**Data about app and page elements:**
-- -- --

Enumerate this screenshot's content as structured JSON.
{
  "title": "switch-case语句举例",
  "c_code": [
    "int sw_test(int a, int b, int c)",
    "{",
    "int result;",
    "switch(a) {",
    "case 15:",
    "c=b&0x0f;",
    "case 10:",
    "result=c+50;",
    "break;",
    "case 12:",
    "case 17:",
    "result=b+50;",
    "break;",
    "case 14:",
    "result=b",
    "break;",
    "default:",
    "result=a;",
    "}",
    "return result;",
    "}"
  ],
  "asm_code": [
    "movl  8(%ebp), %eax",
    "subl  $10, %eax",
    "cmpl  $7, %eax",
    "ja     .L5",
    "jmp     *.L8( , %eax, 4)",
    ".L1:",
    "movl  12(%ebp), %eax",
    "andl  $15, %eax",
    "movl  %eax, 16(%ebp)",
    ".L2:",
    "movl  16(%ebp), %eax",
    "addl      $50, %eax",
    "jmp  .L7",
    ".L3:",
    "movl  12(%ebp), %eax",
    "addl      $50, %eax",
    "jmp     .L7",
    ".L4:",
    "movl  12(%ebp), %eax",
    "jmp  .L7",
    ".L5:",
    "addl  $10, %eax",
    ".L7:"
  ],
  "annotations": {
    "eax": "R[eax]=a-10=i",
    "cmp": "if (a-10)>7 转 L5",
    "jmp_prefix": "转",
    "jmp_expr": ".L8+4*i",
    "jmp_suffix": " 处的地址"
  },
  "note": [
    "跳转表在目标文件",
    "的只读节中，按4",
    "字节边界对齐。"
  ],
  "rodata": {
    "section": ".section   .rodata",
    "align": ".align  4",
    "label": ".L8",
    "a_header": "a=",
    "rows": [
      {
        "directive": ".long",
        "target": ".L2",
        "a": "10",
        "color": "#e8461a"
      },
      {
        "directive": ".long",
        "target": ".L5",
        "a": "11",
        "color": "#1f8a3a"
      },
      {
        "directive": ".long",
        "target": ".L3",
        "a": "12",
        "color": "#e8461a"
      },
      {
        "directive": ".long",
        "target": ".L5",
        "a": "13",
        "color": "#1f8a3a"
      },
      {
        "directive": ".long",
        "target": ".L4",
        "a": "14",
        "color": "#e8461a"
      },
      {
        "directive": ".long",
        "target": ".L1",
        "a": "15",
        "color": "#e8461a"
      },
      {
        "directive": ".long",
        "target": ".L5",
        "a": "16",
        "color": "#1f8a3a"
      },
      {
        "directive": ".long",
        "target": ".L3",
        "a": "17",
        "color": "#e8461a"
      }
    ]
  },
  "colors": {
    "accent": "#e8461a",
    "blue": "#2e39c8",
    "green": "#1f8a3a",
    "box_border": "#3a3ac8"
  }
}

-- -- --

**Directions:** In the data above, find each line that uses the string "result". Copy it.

**Worked solution:**
    "int result;",
    "result=c+50;",
    "result=b+50;",
    "result=b",
    "result=a;",
    "return result;",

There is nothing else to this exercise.